Dulce de leche has a long and storied history dating back as far as 1829. It has even been the cause of international tensions, with Argentina and Uruguay fighting over the right to call it their own. The Dulce de leche origin story varies, depending on who is telling it, but the end result of the Dulce de leche, known as “sweet milk,” is the same everywhere. Read ahead for the interesting origin story of the sweet dish as well as a simplified recipe that'll help you get it right every time.
The first historical reference to dulce de leche is from 1829, at a peace meeting between Juan Manuel de Rosa and his opponent Juan Lavalle. The origin story always goes that a cook was making a drink from milk and sugar and somehow forgot to watch it close enough. By the time they came back to it, the mixture had cooked down into the thick, caramel-like concoction we now know as dulce de leche. Of all the countries that claim ownership of dulce de leche,
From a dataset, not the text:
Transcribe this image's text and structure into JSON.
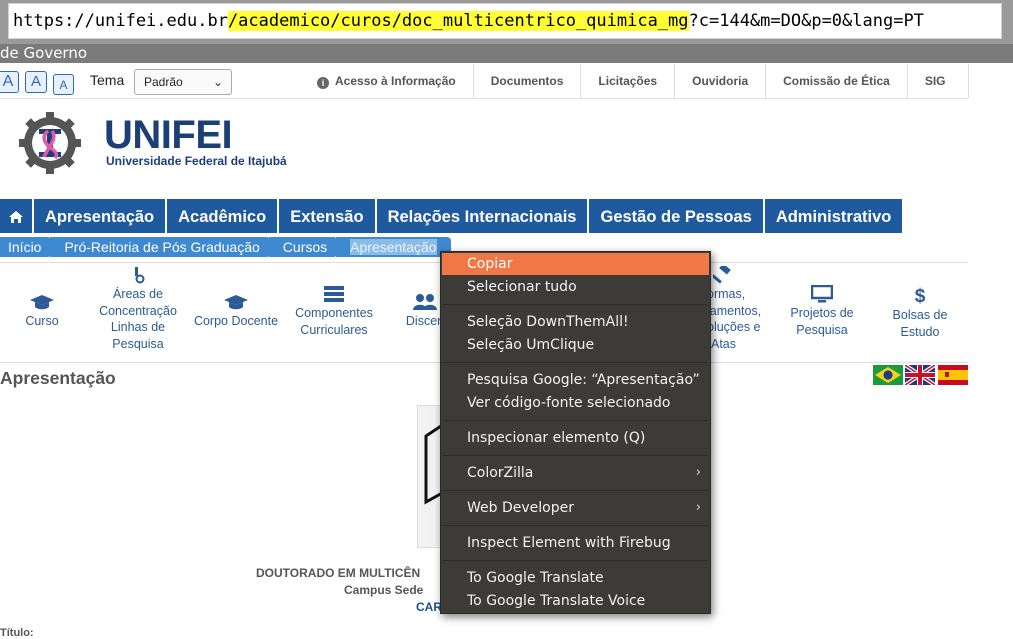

Argentina is generally thought to be its home. Argentina’s dulce de leche history claims that an Argentine maid was cooking Lechada, a drink made from milk and sugar, for the political leader Juan Manuel de Rosa when she was called away. When she returned, she found that her inattention had accidentally created what has become a staple of the Argentine diet.
Dulce de leche recipes vary slightly from one country to another. It’s always based on milk and sugar, but different regions have their own take.
Puerto Rico makes it with unsweetened coconut milk.
The Dominican Republic uses milk, sugar, and vanilla, but they cook it until it’s almost as thick as fudge.
Uruguay only uses milk and sugar, no vanilla.
In Argentina, dulce de leche is made from four ingredients; milk, sugar, vanilla bean, and baking soda.
The ingredients and their measurements are provided below:
The classic Argentina Recipe steps go as follows:
The Dulce de leche requires simple steps but it can be time-consuming. The popular Argentine foods must be continuously stirred, or you’ll end up burning it, which is ironic, given how it was discovered in the first place.